WASHINGTON — A flurry of good news this week – including falling jobless claims, stronger consumer spending and higher new-home sales – suggests the economic rebound, modest though it is, might just be here to stay.
While analysts caution that the recovery will be too sluggish to stop the unemployment rate from rising, the reports are at least encouraging enough to calm fears of a dreaded "double-dip" recession.
"This recovery continues to trudge ahead," said economist Ken Mayland, president of ClearView Economics. "It is not a gallop. But it is still forward movement."
Looked at together, the reports the government issued Wednesday signaled that the final quarter of 2009 at least got off to a decent start. And holiday sales should be slightly better than last year's figures, which were the worst since at least 1969.
The number of newly laid-off workers filing applications for unemployment aid fell by 35,000 last week to 466,000, the Labor Department said. It marked the fewest new filings since September of last year.
Jobless claims would still have to drop to near 400,000 for several weeks to signal actual growth in employment. Companies have slowed the pace of layoffs, but most aren't ready to ramp up hiring.

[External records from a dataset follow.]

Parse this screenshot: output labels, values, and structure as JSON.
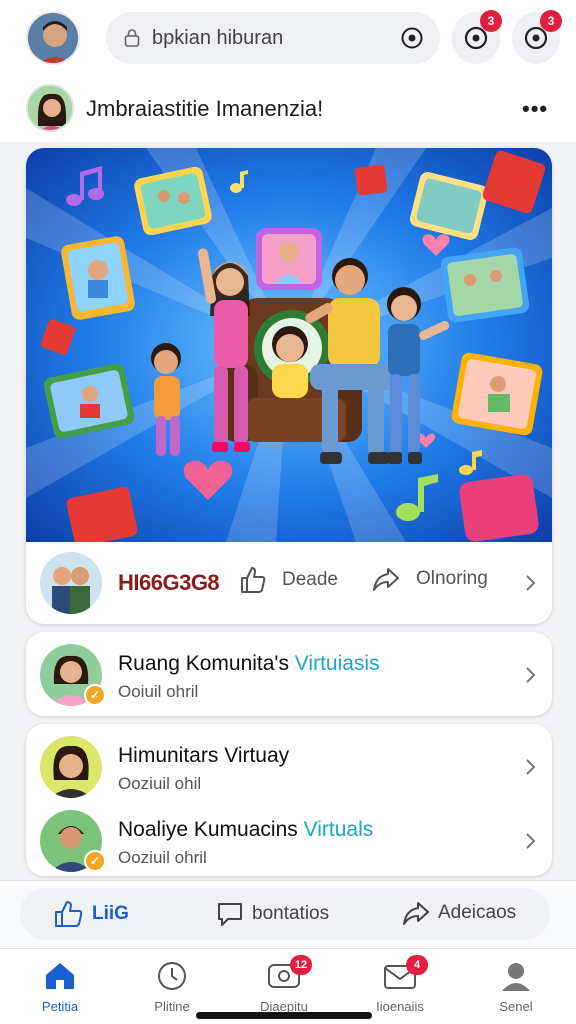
{
  "header": {
    "search_text": "bpkian hiburan",
    "notif_badge_1": "3",
    "notif_badge_2": "3"
  },
  "post": {
    "title": "Jmbraiastitie Imanenzia!",
    "more_label": "•••"
  },
  "actions": {
    "brand": "HI66G3G8",
    "like_label": "Deade",
    "share_label": "Olnoring"
  },
  "list_cards": [
    {
      "title_main": "Ruang Komunita's ",
      "title_accent": "Virtuiasis",
      "subtitle": "Ooiuil ohril"
    },
    {
      "title_main": "Himunitars Virtuay",
      "title_accent": "",
      "subtitle": "Ooziuil ohil"
    },
    {
      "title_main": "Noaliye Kumuacins ",
      "title_accent": "Virtuals",
      "subtitle": "Ooziuil ohril"
    }
  ],
  "reactions": {
    "like": "LiiG",
    "comment": "bontatios",
    "share": "Adeicaos"
  },
  "bottom_nav": [
    {
      "label": "Petitia",
      "icon": "home-icon",
      "active": true
    },
    {
      "label": "Plitine",
      "icon": "clock-icon"
    },
    {
      "label": "Diaepitu",
      "icon": "inbox-icon",
      "badge": "12"
    },
    {
      "label": "Iioenaiis",
      "icon": "envelope-icon",
      "badge": "4"
    },
    {
      "label": "Senel",
      "icon": "profile-icon"
    }
  ],
  "colors": {
    "accent_blue": "#1a5fd0",
    "accent_cyan": "#18a8c6",
    "badge_red": "#e41e3f",
    "hero_blue": "#1b6fe0"
  }
}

Another report showed that Americans stepped up their shopping in October. Consumer spending rose 0.7 percent, after a 0.6 percent drop in September, the Commerce Department said.
It was the best showing since a 1.3 percent jump in August, when the government's since-ended Cash for Clunkers rebate program enticed people to buy cars.
The rebound in spending shows that consumer spending – which powers 70 percent of the economy's activity – is managing to hold up despite tight credit, high debt levels and an unemployment rate above 10 percent.
Spending on costly manufactured goods, such as cars and appliances, led the way in October. Americans also spent more on gas, food, clothes and services.
Incomes, the fuel for future spending, rose 0.2 percent for the second straight month. But that gain came from bonuses and other benefits, interest and other kinds of income. Wages and salaries were flat.
With spending rising faster than incomes are, Americans' personal savings rate – how much they put away as a percentage of after-tax income – dipped to 4.4 percent in October from 4.6 percent in September.
Despite the sudden burst in spending, analysts predict it won't be nearly as energetic the rest of this quarter. And concerns remain that spending will slow early next year.
With Treasury rates at record lows, people who rely on interest from savings, such as money in certificates of deposit, have been watching their income fall for months. That's raised doubts about their ability to sustain their spending.
"We should not expect people to start 'shopping till they drop' again," said economist Joel Naroff, president of Naroff Economic Advisors.
Most of all, rising joblessness will likely weigh on shoppers. The nation's unemployment rate, now at a 26-year high of 10.2 percent, is expected to keep climbing into 2010.
Under some projections, it could rise as high as 11 percent by the middle of the year. Federal Reserve officials think the unemployment rate could stay elevated for several years, according to documents released Tuesday.
"The good news eases worries about a relapse, but it has to be taken with a bit of caution," said Oscar Gonzalez, economist at John Hancock. "The labor market remains quite weak. That, to me, is what will really affect how consumers behave in the coming months and how the recovery fares."
The economy has lost 7.3 million jobs since the recession started in December 2007 and is expected to lose 145,000 more in November. It would have to add 125,000 jobs a month just to keep the unemployment rate from rising.
Some optimism was raised by a separate report Wednesday that sales of new homes rose last month to the highest level in more than a year. All the strength came from a big increase in sales in the South. Sales in all other regions dropped.
In addition, many buyers last month rushed in because of uncertainty over whether Congress would extend a special tax credit of up to $8,000 for people buying their first home. Earlier this month, lawmakers did extend the credit – and expanded it to some existing homeowners, too.
There's still reason for caution. Orders for costly manufactured goods fell unexpectedly last month. Much of the weakness came from a big drop for goods related to defense. Excluding those, orders for other types of manufactured goods rose slightly – by 0.4 percent.
Orders for electrical equipment, appliances, commercial airplanes, parts and metals all rose last month. Orders for cars, machinery, computers and communications equipment fell.
Surveying all the economic barometers, "I don't see how you get anything other than a slow recovery," said Mark Vitner, economist at Wells Fargo. "It's still a pretty dicey environment."
AP Business Writers Martin Crutsinger and Alan Zibel in Washington and Anne D'Innocenzio in New York contributed to this report.